= What you need to do =
The lines to find are those in the entries that hold the word "Original"; copy every one of them.

Data records
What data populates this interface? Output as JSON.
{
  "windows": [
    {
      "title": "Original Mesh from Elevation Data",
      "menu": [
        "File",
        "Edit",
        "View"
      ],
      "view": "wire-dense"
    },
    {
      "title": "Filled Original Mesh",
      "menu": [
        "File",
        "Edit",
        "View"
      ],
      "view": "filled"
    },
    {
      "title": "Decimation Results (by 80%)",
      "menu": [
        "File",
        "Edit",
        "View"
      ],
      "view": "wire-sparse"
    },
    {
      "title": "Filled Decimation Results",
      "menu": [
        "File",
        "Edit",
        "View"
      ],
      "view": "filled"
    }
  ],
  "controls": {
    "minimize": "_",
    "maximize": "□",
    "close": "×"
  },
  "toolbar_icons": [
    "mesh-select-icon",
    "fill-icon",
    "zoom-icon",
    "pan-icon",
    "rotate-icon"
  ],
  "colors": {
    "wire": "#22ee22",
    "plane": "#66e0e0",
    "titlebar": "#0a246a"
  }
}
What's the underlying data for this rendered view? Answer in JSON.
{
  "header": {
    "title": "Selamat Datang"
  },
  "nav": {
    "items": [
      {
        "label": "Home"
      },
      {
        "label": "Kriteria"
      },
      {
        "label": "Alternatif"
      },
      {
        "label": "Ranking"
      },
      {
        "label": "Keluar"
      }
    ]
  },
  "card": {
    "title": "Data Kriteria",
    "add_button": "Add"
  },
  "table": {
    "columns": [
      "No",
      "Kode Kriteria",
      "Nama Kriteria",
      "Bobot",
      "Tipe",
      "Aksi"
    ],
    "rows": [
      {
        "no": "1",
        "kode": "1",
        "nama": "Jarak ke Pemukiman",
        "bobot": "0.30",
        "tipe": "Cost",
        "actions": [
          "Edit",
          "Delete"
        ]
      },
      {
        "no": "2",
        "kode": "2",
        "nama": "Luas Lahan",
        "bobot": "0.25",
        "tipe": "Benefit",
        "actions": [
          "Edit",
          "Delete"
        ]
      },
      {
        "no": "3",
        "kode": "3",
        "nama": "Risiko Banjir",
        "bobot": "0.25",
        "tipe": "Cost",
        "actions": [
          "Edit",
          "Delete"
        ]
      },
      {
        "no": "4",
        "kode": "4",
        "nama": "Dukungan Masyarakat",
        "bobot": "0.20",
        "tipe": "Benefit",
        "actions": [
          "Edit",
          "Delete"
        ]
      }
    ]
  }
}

= Result for this task =
      "title": "Original Mesh from Elevation Data",
      "title": "Filled Original Mesh",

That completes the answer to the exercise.